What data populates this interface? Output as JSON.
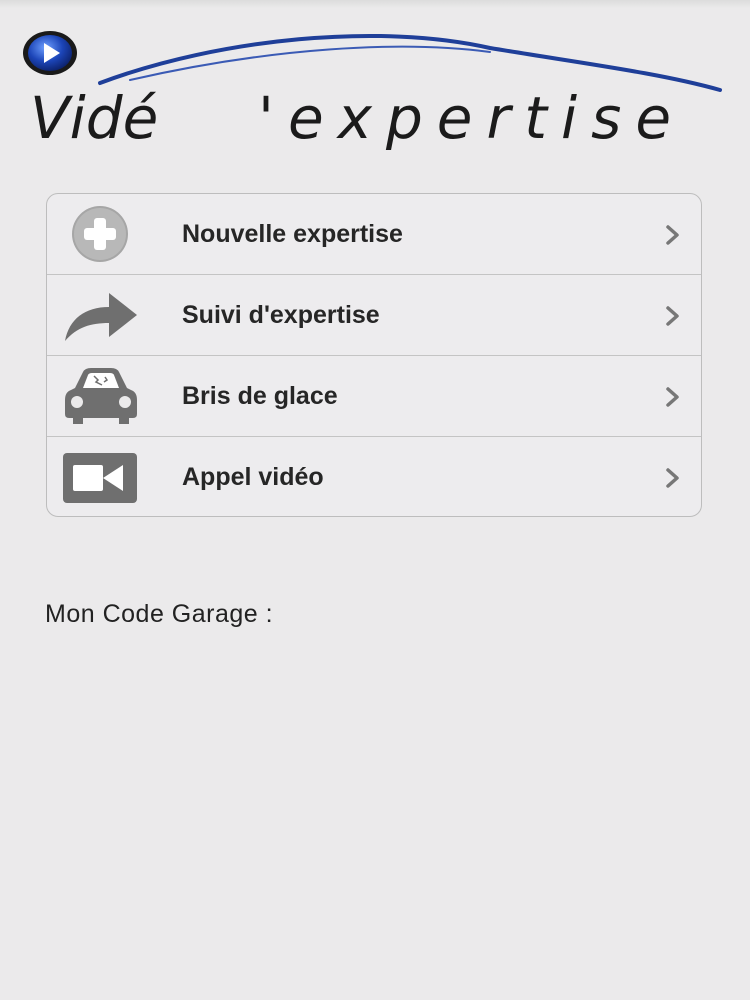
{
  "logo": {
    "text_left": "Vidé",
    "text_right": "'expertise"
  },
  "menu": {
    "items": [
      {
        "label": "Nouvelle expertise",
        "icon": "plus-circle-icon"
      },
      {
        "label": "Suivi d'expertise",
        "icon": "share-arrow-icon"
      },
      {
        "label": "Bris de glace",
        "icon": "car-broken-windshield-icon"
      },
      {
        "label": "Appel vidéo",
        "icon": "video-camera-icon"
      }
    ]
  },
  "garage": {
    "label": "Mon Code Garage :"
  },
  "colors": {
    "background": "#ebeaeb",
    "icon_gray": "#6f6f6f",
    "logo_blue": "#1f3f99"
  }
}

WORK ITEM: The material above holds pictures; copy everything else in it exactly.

ANSWER AREA:
What data populates this interface? Output as JSON.
{
  "logo": {
    "text_left": "Vidé",
    "text_right": "'expertise"
  },
  "menu": {
    "items": [
      {
        "label": "Nouvelle expertise",
        "icon": "plus-circle-icon"
      },
      {
        "label": "Suivi d'expertise",
        "icon": "share-arrow-icon"
      },
      {
        "label": "Bris de glace",
        "icon": "car-broken-windshield-icon"
      },
      {
        "label": "Appel vidéo",
        "icon": "video-camera-icon"
      }
    ]
  },
  "garage": {
    "label": "Mon Code Garage :"
  },
  "colors": {
    "background": "#ebeaeb",
    "icon_gray": "#6f6f6f",
    "logo_blue": "#1f3f99"
  }
}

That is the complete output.